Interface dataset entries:
• • • • • • •

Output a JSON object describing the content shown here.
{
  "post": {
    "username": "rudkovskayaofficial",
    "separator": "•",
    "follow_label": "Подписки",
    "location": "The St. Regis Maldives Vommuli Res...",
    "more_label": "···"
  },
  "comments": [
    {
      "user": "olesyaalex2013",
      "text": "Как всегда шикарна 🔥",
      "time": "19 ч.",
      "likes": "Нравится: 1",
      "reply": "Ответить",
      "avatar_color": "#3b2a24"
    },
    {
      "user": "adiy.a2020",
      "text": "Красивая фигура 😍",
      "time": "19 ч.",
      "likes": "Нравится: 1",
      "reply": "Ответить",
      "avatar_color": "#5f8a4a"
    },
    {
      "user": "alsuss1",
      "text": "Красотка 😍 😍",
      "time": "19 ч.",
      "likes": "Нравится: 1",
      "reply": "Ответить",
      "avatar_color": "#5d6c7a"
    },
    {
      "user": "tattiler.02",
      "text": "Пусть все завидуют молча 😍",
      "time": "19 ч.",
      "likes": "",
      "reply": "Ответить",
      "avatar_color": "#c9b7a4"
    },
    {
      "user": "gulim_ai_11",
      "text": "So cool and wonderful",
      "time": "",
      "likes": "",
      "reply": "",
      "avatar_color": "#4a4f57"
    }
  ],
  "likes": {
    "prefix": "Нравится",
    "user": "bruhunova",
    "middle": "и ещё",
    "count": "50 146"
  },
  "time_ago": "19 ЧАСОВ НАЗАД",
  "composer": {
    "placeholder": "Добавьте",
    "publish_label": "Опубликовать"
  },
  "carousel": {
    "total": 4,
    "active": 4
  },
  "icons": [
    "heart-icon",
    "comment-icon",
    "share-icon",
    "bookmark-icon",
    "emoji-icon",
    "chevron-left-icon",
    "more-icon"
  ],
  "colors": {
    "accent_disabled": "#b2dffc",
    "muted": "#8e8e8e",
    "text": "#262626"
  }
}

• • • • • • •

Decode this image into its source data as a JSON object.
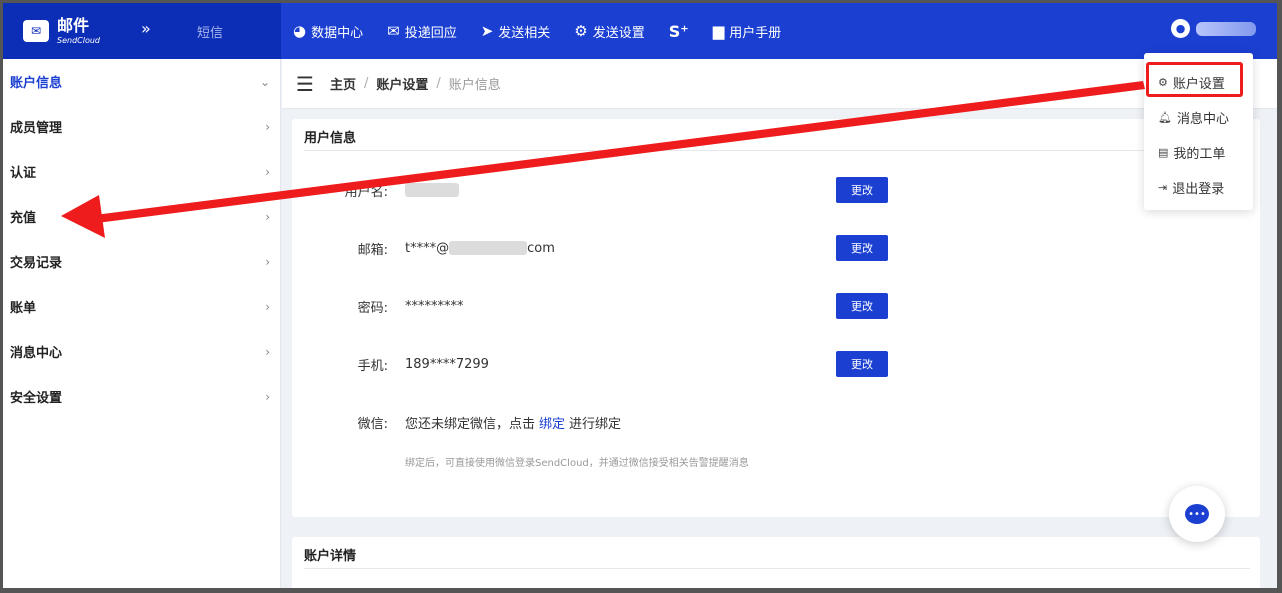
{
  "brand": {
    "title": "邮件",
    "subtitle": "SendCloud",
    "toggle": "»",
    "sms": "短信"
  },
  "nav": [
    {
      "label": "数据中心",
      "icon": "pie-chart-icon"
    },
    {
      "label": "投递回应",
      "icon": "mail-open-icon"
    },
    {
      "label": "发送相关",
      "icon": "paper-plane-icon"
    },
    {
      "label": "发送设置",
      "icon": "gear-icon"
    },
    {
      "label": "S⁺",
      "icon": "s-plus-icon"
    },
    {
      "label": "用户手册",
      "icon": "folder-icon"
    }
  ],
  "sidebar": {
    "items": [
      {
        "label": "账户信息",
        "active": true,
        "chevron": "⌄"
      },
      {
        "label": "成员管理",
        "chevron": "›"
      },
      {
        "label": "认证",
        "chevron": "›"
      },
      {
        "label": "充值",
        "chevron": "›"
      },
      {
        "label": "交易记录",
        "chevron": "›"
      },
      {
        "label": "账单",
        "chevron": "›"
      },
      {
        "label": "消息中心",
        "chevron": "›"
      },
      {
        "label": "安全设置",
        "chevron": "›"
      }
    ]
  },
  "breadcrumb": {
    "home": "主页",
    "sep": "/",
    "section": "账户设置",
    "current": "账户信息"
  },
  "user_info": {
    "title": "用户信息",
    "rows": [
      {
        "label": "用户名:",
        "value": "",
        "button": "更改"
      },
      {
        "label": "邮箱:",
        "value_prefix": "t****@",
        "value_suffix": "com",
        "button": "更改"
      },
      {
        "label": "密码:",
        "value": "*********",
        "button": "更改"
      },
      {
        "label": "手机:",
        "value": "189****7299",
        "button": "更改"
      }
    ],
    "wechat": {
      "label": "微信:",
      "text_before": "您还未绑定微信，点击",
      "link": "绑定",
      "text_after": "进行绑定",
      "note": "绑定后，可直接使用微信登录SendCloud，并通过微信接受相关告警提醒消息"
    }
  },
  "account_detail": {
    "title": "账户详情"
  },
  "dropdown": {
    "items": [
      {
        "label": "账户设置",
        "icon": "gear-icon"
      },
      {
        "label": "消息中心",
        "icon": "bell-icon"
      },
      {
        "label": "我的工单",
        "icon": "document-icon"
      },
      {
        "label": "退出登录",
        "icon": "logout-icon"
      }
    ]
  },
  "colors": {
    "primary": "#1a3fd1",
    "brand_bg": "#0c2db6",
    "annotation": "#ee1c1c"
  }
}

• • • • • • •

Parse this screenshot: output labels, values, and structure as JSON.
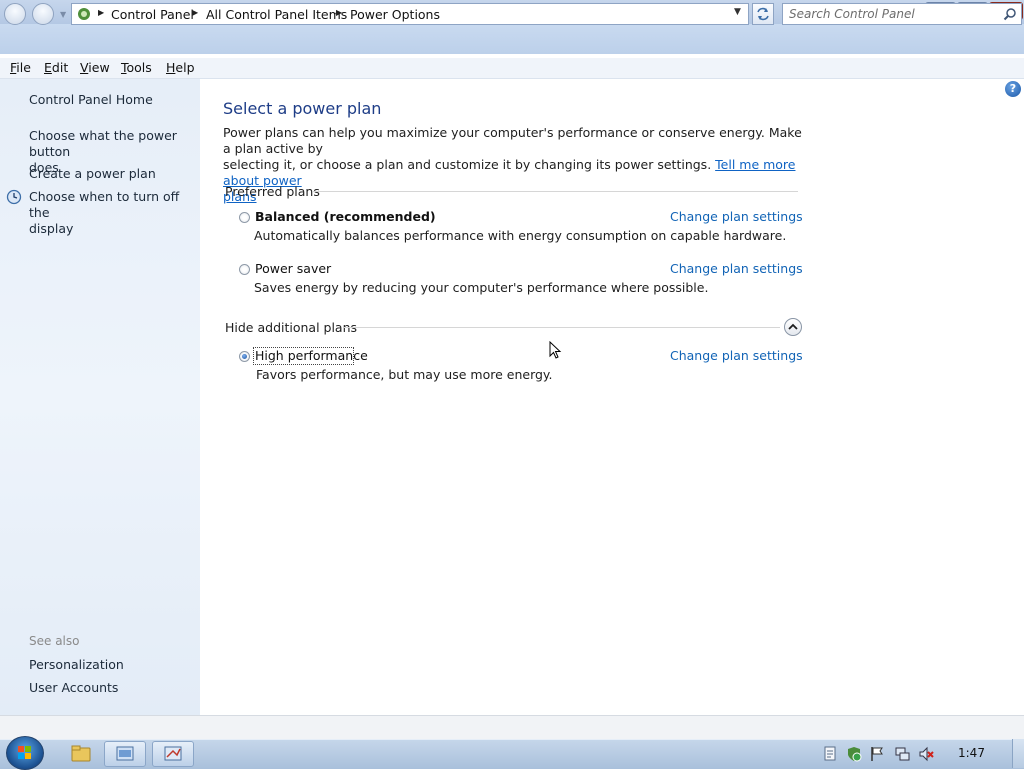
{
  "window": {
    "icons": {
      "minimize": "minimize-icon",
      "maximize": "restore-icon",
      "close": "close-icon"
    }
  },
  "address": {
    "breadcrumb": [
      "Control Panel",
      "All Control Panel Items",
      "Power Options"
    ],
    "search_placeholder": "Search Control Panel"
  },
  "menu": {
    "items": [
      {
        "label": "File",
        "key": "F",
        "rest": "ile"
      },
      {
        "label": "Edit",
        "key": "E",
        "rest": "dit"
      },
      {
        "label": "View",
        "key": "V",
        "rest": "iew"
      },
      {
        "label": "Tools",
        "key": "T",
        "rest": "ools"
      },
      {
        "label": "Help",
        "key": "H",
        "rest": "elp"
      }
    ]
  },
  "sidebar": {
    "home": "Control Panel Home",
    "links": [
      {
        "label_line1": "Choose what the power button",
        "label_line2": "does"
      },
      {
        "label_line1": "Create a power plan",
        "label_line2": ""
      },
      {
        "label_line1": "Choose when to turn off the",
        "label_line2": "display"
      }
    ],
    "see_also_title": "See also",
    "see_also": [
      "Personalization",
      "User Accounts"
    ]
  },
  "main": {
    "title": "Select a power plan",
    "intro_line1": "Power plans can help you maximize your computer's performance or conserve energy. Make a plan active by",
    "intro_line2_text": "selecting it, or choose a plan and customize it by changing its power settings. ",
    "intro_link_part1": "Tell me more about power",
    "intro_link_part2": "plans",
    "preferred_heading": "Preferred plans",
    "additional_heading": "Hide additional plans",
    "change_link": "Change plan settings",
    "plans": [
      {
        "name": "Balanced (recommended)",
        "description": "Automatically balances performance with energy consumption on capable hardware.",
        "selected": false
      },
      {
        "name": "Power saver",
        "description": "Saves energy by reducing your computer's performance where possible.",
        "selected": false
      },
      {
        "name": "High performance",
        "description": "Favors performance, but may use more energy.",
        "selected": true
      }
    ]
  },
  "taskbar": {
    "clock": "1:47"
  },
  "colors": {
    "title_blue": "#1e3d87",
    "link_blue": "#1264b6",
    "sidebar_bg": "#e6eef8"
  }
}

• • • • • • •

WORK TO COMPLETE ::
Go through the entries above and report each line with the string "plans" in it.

THE ANSWER ::
    "intro_line1": "Power plans can help you maximize your computer's performance or conserve energy. Make a plan active by",
    "intro_link_part2": "plans",
    "preferred_heading": "Preferred plans",
    "additional_heading": "Hide additional plans",
    "plans": [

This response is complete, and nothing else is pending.